**Assignment**
In the entries below, find every line with the string "电影类型随时间的变化趋势" and copy it.

**Data**
┌────────

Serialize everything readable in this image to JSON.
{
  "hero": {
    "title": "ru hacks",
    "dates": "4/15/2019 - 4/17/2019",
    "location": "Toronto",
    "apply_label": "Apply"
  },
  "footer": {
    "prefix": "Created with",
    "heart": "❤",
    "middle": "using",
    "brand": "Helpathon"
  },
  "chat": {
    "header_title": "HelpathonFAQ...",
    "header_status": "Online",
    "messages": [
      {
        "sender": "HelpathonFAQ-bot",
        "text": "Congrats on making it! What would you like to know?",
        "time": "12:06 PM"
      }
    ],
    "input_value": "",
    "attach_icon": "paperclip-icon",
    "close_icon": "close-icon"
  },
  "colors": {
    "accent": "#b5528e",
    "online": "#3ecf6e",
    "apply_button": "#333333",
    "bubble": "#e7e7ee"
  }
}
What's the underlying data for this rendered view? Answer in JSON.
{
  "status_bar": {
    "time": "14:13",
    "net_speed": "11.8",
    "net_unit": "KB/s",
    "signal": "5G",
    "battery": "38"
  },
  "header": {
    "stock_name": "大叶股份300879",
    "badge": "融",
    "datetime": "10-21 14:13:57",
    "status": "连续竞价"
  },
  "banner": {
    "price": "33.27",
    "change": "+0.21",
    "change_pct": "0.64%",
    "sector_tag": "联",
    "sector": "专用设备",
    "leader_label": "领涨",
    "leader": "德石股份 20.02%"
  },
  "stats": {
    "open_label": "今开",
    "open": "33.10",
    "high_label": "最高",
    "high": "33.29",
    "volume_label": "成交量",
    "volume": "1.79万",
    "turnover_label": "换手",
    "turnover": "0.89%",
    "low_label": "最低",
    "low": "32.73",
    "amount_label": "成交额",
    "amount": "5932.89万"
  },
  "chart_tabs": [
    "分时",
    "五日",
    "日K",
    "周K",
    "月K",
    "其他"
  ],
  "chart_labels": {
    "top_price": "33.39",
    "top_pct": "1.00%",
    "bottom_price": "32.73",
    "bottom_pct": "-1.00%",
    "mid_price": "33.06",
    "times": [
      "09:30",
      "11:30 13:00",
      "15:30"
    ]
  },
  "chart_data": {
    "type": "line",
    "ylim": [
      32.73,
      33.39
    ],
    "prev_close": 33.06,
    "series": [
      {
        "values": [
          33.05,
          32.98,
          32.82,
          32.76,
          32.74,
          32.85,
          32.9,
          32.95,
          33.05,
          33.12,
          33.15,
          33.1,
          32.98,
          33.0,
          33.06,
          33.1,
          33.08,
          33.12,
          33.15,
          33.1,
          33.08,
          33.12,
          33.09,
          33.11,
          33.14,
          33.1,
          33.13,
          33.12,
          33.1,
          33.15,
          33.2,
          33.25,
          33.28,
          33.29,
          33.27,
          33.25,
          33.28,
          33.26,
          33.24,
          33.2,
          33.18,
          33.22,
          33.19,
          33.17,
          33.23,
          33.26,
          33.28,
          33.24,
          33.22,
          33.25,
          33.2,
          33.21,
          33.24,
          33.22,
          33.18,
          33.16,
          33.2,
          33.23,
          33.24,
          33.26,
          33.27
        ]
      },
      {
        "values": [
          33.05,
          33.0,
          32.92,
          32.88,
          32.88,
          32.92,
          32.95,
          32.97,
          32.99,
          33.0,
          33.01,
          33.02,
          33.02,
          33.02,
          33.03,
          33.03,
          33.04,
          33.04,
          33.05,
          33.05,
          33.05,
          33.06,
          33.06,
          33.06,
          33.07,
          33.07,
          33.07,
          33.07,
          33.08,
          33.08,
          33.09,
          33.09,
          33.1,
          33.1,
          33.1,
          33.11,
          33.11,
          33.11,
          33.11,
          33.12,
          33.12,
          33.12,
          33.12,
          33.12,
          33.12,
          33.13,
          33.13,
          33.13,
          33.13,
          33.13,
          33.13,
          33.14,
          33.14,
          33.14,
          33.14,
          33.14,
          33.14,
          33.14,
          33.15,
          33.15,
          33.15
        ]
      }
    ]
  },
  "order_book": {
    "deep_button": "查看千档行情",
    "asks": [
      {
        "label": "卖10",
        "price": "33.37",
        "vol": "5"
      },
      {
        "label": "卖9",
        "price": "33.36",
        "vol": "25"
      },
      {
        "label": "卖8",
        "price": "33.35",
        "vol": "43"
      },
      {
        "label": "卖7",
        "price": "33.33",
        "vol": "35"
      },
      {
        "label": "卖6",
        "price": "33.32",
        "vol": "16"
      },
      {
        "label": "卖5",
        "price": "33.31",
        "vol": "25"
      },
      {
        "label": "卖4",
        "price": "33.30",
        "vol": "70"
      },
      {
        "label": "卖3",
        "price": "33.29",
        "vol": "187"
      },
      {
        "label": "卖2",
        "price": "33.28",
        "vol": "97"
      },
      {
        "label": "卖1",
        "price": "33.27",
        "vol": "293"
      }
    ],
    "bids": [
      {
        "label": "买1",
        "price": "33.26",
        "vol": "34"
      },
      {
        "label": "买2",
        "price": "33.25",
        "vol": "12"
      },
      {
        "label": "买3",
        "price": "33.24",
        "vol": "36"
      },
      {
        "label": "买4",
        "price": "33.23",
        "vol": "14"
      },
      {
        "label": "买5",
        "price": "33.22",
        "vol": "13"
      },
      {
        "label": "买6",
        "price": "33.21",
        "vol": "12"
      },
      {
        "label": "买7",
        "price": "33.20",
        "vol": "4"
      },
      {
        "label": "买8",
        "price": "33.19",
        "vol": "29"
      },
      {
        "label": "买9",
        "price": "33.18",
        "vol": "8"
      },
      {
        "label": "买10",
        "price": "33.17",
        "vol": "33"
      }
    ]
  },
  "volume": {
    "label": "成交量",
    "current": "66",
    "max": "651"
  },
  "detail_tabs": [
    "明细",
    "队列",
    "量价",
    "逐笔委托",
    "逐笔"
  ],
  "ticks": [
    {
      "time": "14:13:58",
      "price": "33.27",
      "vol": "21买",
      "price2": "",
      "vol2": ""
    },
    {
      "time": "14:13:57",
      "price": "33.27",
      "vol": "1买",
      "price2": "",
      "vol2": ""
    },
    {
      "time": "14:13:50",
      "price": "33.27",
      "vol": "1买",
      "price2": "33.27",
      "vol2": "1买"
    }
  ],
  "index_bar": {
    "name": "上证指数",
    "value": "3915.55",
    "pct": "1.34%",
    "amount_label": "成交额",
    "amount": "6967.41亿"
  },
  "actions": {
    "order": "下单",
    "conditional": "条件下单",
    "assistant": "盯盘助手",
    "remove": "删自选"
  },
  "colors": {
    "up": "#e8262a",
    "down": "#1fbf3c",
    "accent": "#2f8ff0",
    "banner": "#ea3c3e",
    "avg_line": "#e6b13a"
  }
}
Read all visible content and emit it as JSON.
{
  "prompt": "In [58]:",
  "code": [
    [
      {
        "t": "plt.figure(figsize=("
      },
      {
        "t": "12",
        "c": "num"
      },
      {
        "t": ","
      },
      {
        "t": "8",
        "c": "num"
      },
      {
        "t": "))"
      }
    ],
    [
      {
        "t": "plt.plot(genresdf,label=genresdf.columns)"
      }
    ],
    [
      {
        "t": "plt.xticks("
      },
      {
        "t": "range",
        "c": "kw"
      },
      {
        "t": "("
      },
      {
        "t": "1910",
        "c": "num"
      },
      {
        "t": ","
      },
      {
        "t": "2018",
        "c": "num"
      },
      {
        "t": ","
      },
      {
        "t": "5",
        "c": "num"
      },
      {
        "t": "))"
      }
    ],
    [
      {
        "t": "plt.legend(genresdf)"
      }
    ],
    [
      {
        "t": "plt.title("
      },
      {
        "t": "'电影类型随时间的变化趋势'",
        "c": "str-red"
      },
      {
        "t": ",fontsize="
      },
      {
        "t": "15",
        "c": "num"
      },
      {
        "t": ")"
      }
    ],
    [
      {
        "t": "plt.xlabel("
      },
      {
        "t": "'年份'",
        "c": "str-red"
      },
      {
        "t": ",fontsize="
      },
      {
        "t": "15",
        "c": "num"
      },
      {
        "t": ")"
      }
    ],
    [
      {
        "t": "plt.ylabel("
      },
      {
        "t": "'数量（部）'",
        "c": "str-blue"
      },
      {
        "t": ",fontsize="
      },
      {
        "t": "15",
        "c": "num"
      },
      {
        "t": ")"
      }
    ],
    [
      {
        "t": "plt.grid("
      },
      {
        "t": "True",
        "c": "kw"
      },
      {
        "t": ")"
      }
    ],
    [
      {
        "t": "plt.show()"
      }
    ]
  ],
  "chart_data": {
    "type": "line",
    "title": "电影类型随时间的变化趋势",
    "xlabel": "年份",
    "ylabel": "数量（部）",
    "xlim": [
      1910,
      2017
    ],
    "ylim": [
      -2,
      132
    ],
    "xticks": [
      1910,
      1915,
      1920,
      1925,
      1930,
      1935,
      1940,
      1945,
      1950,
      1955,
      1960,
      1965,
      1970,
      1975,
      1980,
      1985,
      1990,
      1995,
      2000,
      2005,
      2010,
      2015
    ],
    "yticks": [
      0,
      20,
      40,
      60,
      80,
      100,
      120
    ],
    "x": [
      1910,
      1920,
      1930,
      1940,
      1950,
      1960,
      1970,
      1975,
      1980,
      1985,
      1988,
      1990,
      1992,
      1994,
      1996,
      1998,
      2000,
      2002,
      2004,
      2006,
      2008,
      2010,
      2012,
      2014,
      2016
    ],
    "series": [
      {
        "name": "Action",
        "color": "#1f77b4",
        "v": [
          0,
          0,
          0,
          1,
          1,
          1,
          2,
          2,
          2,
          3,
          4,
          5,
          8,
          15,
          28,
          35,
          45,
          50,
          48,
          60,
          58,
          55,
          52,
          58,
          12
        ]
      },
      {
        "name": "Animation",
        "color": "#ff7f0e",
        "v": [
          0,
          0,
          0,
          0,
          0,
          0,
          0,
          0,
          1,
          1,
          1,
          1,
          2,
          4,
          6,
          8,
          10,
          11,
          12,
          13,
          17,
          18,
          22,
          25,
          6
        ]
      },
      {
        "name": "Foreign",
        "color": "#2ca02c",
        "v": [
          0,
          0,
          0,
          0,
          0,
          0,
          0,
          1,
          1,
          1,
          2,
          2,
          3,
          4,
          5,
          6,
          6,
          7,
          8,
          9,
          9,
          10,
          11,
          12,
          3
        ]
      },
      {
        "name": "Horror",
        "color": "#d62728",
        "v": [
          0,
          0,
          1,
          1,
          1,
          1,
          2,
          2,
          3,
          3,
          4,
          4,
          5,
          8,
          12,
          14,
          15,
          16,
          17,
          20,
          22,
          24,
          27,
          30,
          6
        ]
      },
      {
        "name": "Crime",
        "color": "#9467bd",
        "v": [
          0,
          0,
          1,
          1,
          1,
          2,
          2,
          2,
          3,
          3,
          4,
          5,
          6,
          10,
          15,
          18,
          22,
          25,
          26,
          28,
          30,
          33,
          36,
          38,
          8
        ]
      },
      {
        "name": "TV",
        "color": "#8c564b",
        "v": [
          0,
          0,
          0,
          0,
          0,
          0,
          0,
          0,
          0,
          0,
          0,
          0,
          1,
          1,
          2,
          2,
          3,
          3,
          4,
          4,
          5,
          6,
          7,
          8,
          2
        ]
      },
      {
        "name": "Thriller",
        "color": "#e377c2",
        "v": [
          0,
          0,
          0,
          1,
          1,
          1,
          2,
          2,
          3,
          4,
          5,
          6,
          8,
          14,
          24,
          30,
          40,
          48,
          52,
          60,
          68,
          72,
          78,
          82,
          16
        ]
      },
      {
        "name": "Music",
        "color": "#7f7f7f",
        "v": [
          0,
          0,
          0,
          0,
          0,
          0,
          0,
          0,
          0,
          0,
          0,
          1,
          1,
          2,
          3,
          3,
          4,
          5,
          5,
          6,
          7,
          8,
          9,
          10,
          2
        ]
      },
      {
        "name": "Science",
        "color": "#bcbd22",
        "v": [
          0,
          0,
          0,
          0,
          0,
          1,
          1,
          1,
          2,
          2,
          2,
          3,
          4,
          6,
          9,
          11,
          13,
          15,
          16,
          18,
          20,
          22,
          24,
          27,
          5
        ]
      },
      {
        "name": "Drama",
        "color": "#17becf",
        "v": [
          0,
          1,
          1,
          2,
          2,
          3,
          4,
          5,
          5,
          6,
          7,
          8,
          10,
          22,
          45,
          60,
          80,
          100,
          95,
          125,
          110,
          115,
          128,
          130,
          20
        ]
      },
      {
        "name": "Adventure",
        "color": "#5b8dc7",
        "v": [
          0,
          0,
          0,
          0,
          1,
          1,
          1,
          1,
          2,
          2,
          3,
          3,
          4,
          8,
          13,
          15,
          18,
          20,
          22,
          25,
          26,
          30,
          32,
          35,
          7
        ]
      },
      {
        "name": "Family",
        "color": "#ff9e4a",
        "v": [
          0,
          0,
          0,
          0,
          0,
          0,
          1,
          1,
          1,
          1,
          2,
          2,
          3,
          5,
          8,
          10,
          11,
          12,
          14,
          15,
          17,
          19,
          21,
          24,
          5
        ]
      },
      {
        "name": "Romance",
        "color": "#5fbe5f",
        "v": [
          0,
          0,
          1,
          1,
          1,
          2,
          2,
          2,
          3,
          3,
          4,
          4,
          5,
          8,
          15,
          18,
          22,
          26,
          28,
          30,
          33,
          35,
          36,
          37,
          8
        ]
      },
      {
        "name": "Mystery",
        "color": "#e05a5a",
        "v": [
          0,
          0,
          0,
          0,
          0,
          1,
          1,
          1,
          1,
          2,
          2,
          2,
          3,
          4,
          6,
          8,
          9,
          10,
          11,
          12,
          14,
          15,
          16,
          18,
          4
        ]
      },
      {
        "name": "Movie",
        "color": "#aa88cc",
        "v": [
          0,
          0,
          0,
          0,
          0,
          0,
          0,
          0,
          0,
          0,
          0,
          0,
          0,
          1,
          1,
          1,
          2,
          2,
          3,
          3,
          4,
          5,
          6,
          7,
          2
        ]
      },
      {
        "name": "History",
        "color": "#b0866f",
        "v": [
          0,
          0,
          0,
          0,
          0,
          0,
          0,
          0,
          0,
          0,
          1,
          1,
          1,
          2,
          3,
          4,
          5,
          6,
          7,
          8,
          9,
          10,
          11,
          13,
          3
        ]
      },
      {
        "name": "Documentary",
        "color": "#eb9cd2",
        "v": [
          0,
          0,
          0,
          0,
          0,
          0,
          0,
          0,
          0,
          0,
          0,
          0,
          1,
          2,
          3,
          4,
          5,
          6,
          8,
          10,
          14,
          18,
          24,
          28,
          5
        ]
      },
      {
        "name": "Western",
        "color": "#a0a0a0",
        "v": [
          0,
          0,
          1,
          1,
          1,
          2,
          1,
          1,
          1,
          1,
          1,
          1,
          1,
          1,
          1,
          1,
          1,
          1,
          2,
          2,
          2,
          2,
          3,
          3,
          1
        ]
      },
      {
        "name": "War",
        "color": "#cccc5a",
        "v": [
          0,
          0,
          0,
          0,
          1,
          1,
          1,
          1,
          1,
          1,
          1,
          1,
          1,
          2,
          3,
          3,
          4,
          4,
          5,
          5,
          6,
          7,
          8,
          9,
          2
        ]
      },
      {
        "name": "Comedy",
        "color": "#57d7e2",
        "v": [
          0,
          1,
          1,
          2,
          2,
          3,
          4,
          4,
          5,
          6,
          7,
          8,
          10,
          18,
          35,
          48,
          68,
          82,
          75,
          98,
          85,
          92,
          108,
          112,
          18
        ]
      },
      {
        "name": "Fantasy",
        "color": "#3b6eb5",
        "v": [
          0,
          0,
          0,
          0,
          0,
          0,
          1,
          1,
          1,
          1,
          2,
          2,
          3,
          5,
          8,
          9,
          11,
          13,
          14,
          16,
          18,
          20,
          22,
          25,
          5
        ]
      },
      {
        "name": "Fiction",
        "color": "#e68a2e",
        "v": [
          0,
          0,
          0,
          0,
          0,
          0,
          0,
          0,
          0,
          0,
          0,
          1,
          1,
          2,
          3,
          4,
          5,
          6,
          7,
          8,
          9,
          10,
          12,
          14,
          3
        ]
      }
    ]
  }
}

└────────

**Reply**
        "t": "'电影类型随时间的变化趋势'",
    "title": "电影类型随时间的变化趋势",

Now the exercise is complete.